Actress Allison Mack departs the Brooklyn Federal Courthouse after facing charges regarding sex trafficking and racketeering related to the Nxivm cult case in New York, U.S., April 8, 2019. REUTERS/Shannon Stapleton
“The defendant took advantage of them emotionally and sexually,” Assistant U.S. Attorney Tanya Hajjar said in U.S. District Court in Brooklyn. “He sold himself as the smartest, most ethical person in the world. … He compared himself to Einstein and to Gandhi.”
But defense lawyer Marc Agnifilo told jurors that all the women joined Nxivm voluntarily and that Raniere was merely a tough taskmaster, not an abusive criminal mastermind.
“This is something these people signed up for,” Agnifilo said. “Control can be very bad. Control can also make Marines.

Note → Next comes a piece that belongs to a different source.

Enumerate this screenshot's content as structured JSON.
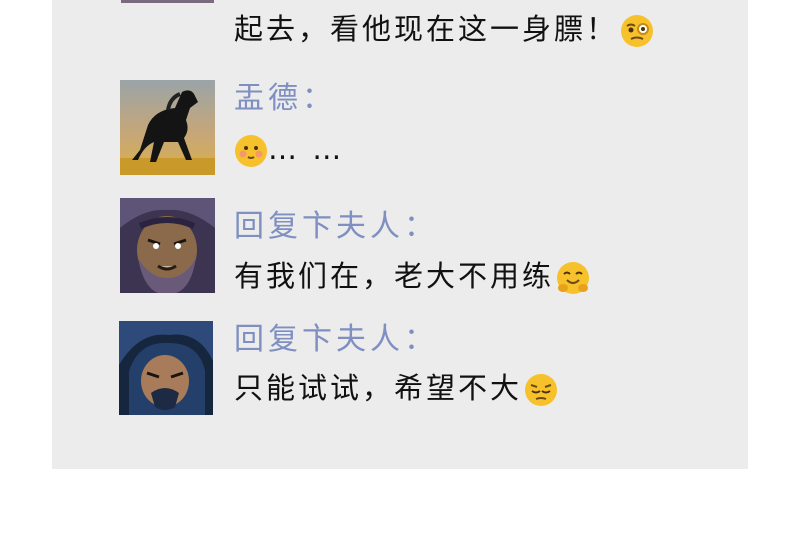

Control can make gold medal winners.”
Raniere, 58, is accused of recruiting women to join his group, Nxivm, and then exercising total dominion over them – forcing them to have sex with him, restricting their diets and branding them with his initials.
“No one could challenge his authority,” Hajjar told jurors as Raniere listened from the defense table, wearing a blue shirt and gray sweater with his formerly shoulder-length hair cut short.
Raniere has pleaded not guilty to charges of sex trafficking, child pornography and other crimes and faces life in prison if convicted.
Some of his alleged “slaves,” as well as members of his inner circle, are expected to testify at the trial, which could last up to six weeks.
While prosecutors have not said who will take the witness stand, former “Smallville” star Allison Mack and Seagram liquor heiress Clare Bronfman have already pleaded guilty to related crimes, as well as three other women accused of involvement in Raniere’s scheme.
Prosecutors said on Tuesday that Raniere’s victims included three Mexican sisters, one of whom was only 15. The government plans to introduce explicit photographs of the youngest sister seized from Raniere’s computer as evidence.
Another sister was confined to a room for two years, Hajjar said.
Agnifilo, however, said the woman had a consensual relationship with Raniere and was free to leave at any time.
The trial caps a bizarre saga for Raniere, who was arrested in March 2018 after fleeing to Mexico with Bronfman.
Nxivm, which started under another name in 1998 and is pronounced “Nexium,” was based in Albany, New York, and at one time operated numerous self-improvement centers across North and Central America.
In 2015, prosecutors say, Raniere established a sorority within Nxivm known as DOS, an acronym for a Latin phrase that roughly means “master of the obedient female companions.”
The subgroup included “slaves” who were expected to obey “masters” in a pyramid-like structure, with Raniere standing alone at the top as the only man.
The slaves were required to submit “collateral” that could be used as blackmail material, such as nude photos.
Agnifilo told jurors the collateral was used to confirm the women’s commitment but was never intended to be released.
Reporting by Brendan Pierson and Joseph Ax; editing by Scott Malone and Jonathan Oatis